Please go over the material below and count each line with the string "JSON", giving only the total.
START Task input
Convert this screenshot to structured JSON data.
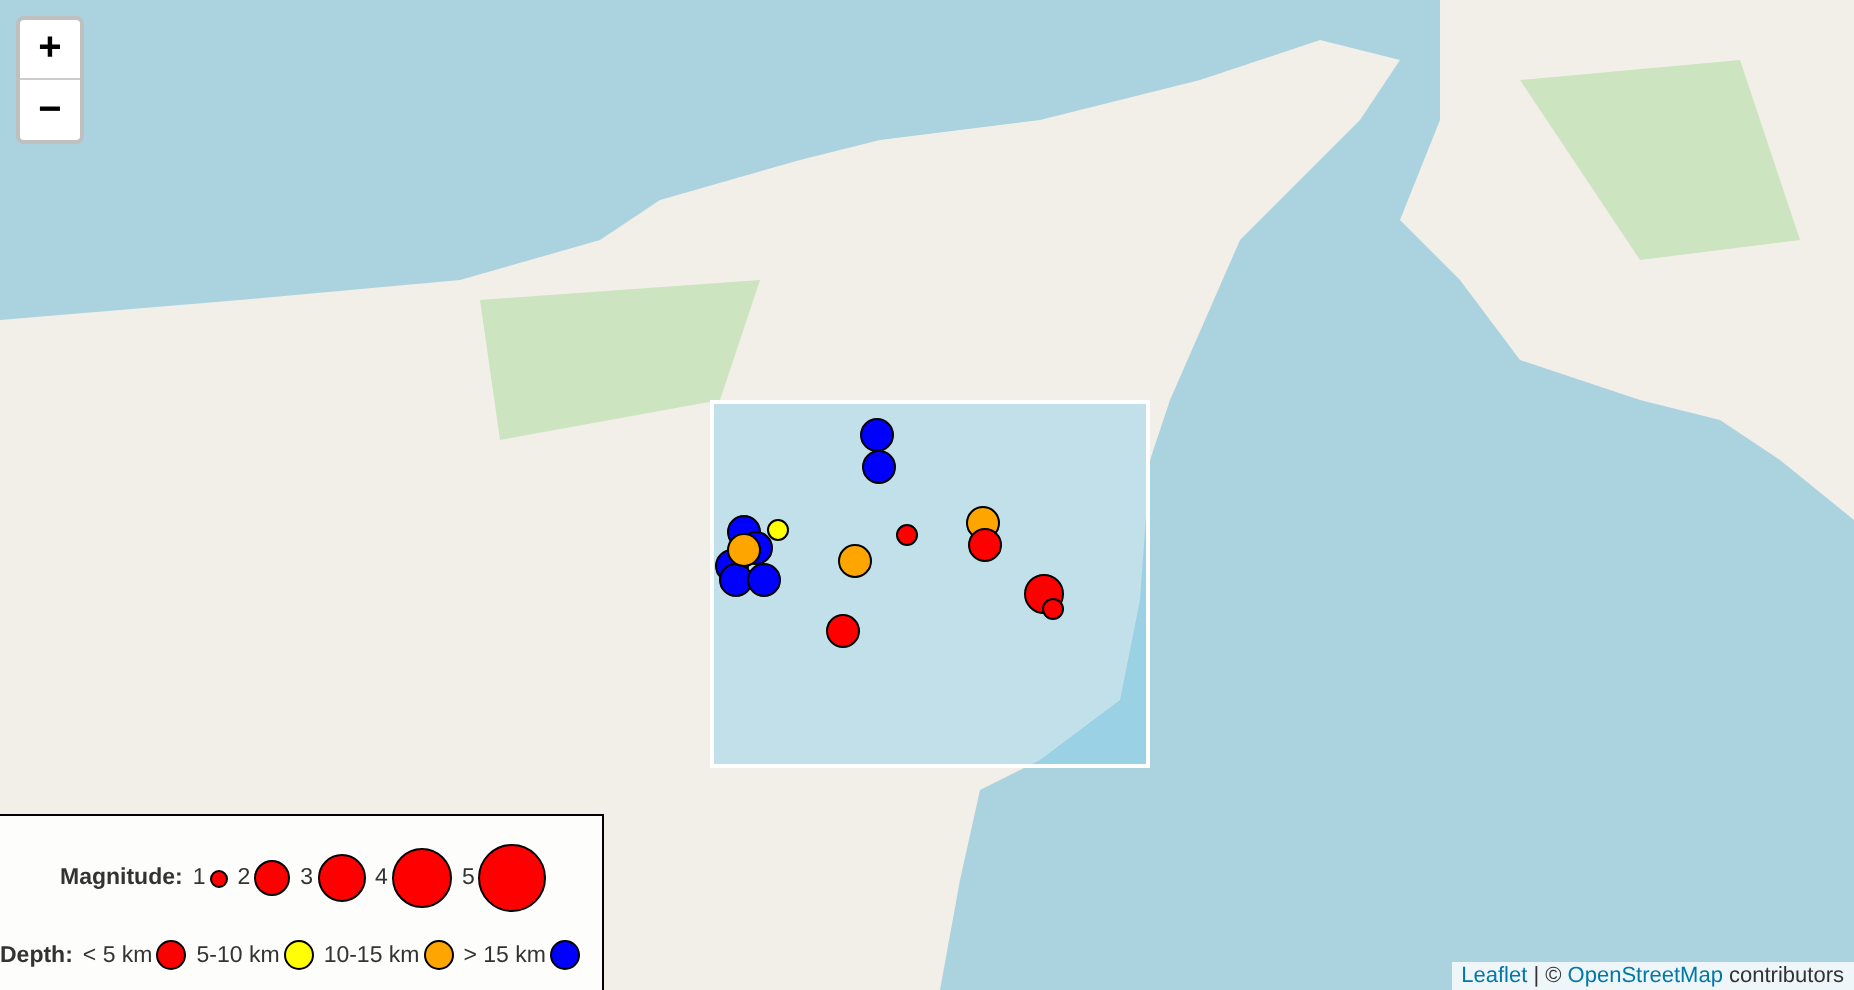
{
  "zoom_controls": {
    "zoom_in": "+",
    "zoom_out": "−"
  },
  "map": {
    "highlight_area": true,
    "quakes": [
      {
        "kind": "medium",
        "color": "#0000ff"
      },
      {
        "kind": "medium",
        "color": "#0000ff"
      },
      {
        "kind": "cluster",
        "markers": [
          {
            "kind": "small",
            "color": "#ffff00"
          },
          {
            "kind": "medium",
            "color": "#0000ff"
          },
          {
            "kind": "medium",
            "color": "#0000ff"
          },
          {
            "kind": "medium",
            "color": "#0000ff"
          },
          {
            "kind": "medium",
            "color": "#0000ff"
          },
          {
            "kind": "medium",
            "color": "#0000ff"
          },
          {
            "kind": "medium",
            "color": "#ffa500"
          }
        ]
      },
      {
        "kind": "small",
        "color": "#ff0000"
      },
      {
        "kind": "medium",
        "color": "#ffa500"
      },
      {
        "kind": "medium",
        "color": "#ffa500"
      },
      {
        "kind": "medium",
        "color": "#ff0000"
      },
      {
        "kind": "large",
        "color": "#ff0000"
      },
      {
        "kind": "small",
        "color": "#ff0000"
      },
      {
        "kind": "medium",
        "color": "#ff0000"
      }
    ]
  },
  "legend": {
    "magnitude_label": "Magnitude:",
    "magnitudes": [
      "1",
      "2",
      "3",
      "4",
      "5"
    ],
    "depth_label": "Depth:",
    "depths": [
      {
        "label": "< 5 km",
        "color": "#ff0000"
      },
      {
        "label": "5-10 km",
        "color": "#ffff00"
      },
      {
        "label": "10-15 km",
        "color": "#ffa500"
      },
      {
        "label": "> 15 km",
        "color": "#0000ff"
      }
    ]
  },
  "attribution": {
    "link_1": "Leaflet",
    "separator": "| ©",
    "link_2": "OpenStreetMap",
    "suffix": "contributors"
  }
}
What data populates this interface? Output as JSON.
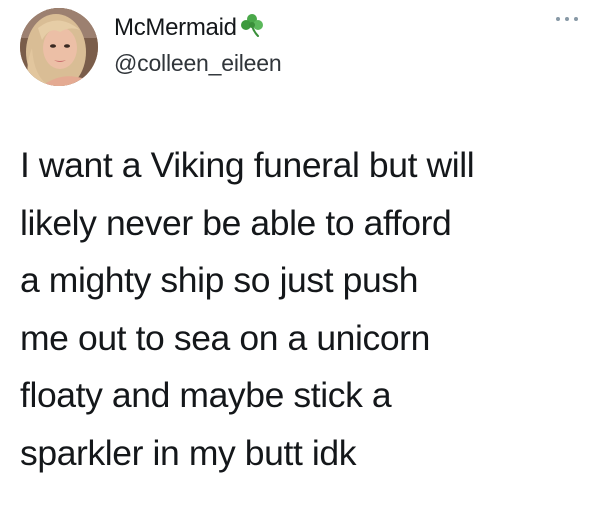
{
  "author": {
    "display_name": "McMermaid",
    "handle": "@colleen_eileen",
    "badge_icon": "shamrock-icon",
    "avatar_colors": {
      "hair": "#e3c9a3",
      "skin": "#e8b49a",
      "background": "#8a6a55"
    }
  },
  "menu": {
    "icon": "more-options-icon"
  },
  "tweet": {
    "lines": [
      "I want a Viking funeral but will",
      "likely never be able to afford",
      "a mighty ship so just push",
      "me out to sea on a unicorn",
      "floaty and maybe stick a",
      "sparkler in my butt idk"
    ]
  },
  "colors": {
    "text": "#14171a",
    "secondary_text": "#30353a",
    "muted_icon": "#8899a6",
    "shamrock_green": "#4aa84a"
  }
}
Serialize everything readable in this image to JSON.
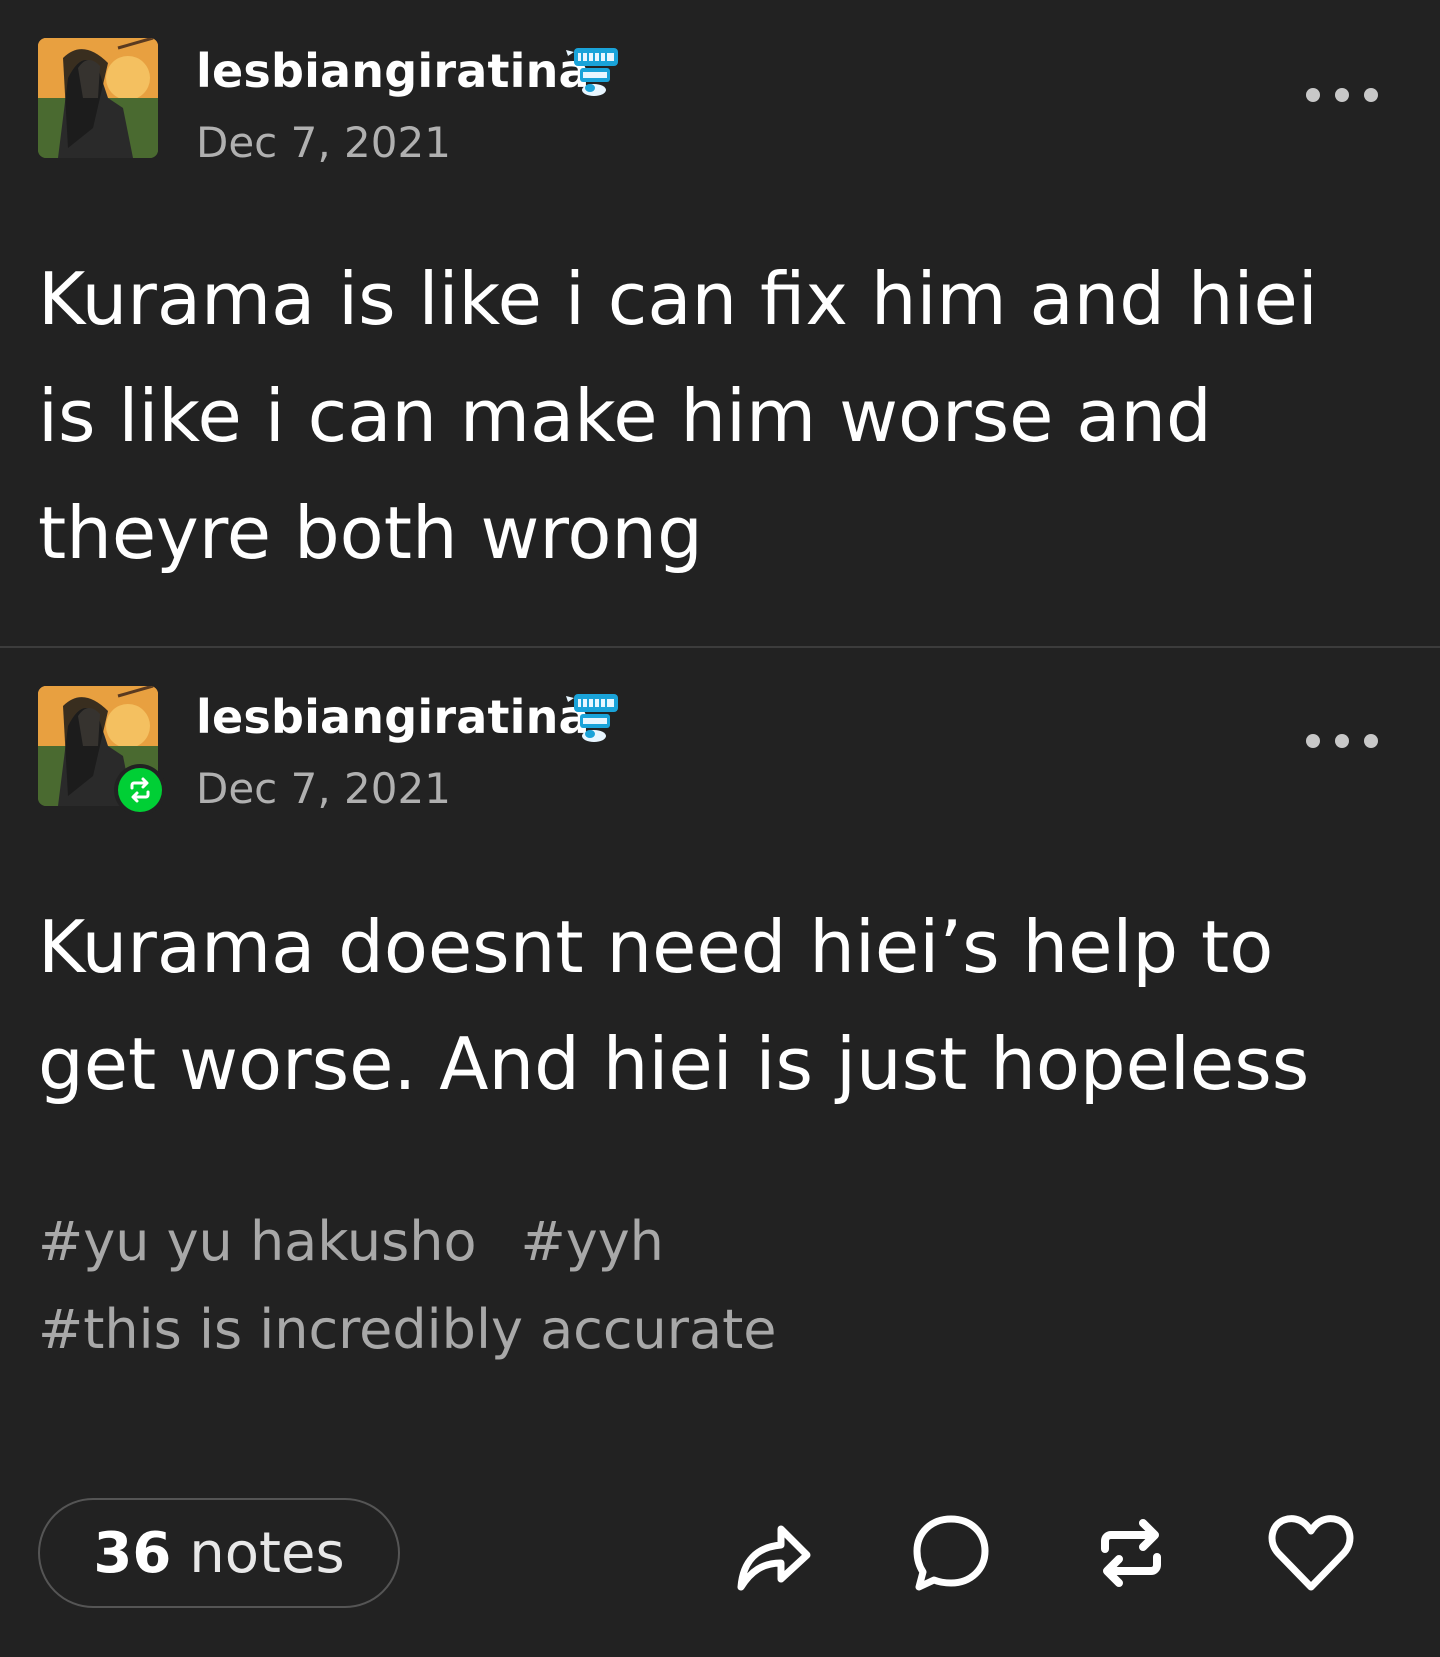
{
  "posts": [
    {
      "username": "lesbiangiratina",
      "date": "Dec 7, 2021",
      "text": "Kurama is like i can fix him and hiei is like i can make him worse and theyre both wrong",
      "avatar_icon": "avatar-image",
      "badge_icon": "teeth-badge-icon",
      "more_icon": "more-dots-icon"
    },
    {
      "username": "lesbiangiratina",
      "date": "Dec 7, 2021",
      "text": "Kurama doesnt need hiei’s help to get worse. And hiei is just hopeless",
      "avatar_icon": "avatar-image",
      "reblog_icon": "reblog-icon",
      "badge_icon": "teeth-badge-icon",
      "more_icon": "more-dots-icon"
    }
  ],
  "tags": [
    "#yu yu hakusho",
    "#yyh",
    "#this is incredibly accurate"
  ],
  "footer": {
    "notes_count": "36",
    "notes_label": "notes",
    "actions": [
      "share-icon",
      "reply-icon",
      "reblog-icon",
      "like-icon"
    ]
  },
  "colors": {
    "background": "#222222",
    "text": "#ffffff",
    "muted": "#b0b0b0",
    "reblog_green": "#00cf35",
    "badge_blue": "#1aa3d9"
  }
}
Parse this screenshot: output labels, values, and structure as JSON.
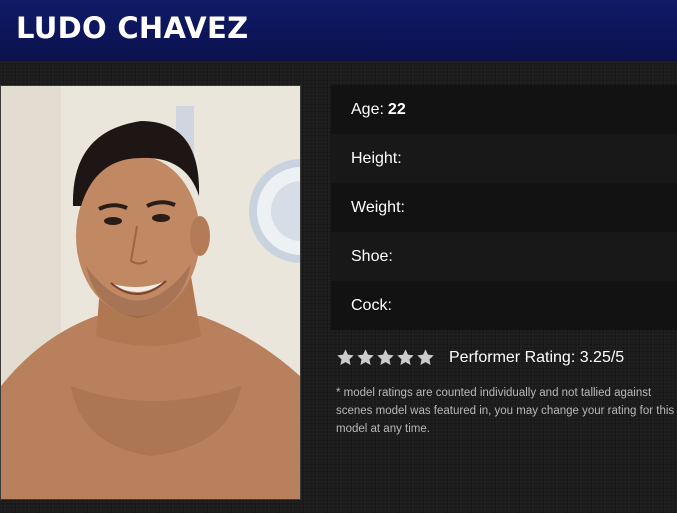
{
  "header": {
    "name": "LUDO CHAVEZ"
  },
  "photo": {
    "alt": "Ludo Chavez"
  },
  "stats": {
    "age_label": "Age:",
    "age_value": "22",
    "height_label": "Height:",
    "weight_label": "Weight:",
    "shoe_label": "Shoe:",
    "cock_label": "Cock:"
  },
  "rating": {
    "stars_total": 5,
    "star_color": "#cccccc",
    "text": "Performer Rating: 3.25/5",
    "note": "* model ratings are counted individually and not tallied against scenes model was featured in, you may change your rating for this model at any time."
  },
  "colors": {
    "header_bg": "#0d1559",
    "page_bg": "#1b1b1b",
    "row_dark": "#121212",
    "row_light": "#181818"
  }
}
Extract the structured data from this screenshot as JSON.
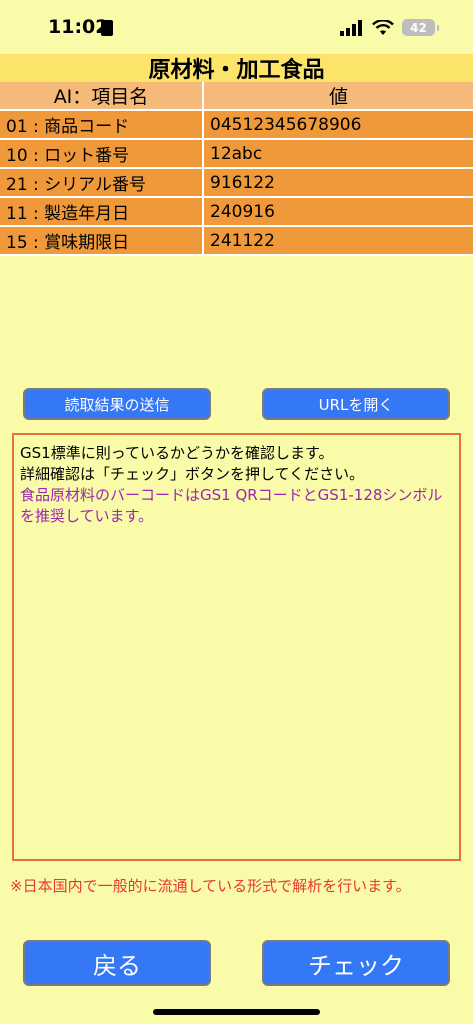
{
  "status": {
    "time": "11:02",
    "battery": "42"
  },
  "title": "原材料・加工食品",
  "table": {
    "headers": [
      "AI：項目名",
      "値"
    ],
    "rows": [
      [
        "01 : 商品コード",
        "04512345678906"
      ],
      [
        "10 : ロット番号",
        "12abc"
      ],
      [
        "21 : シリアル番号",
        "916122"
      ],
      [
        "11 : 製造年月日",
        "240916"
      ],
      [
        "15 : 賞味期限日",
        "241122"
      ]
    ]
  },
  "buttons": {
    "send": "読取結果の送信",
    "open_url": "URLを開く",
    "back": "戻る",
    "check": "チェック"
  },
  "message": {
    "line1": "GS1標準に則っているかどうかを確認します。",
    "line2": "詳細確認は「チェック」ボタンを押してください。",
    "line3": "食品原材料のバーコードはGS1 QRコードとGS1-128シンボルを推奨しています。"
  },
  "note": "※日本国内で一般的に流通している形式で解析を行います。",
  "colors": {
    "background": "#fafba8",
    "title": "#fce46a",
    "header": "#f5b979",
    "row": "#f0993a",
    "button": "#3478f6",
    "purple_text": "#9b27b0",
    "note_text": "#e53935"
  }
}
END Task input
◆ Answer to this problem
5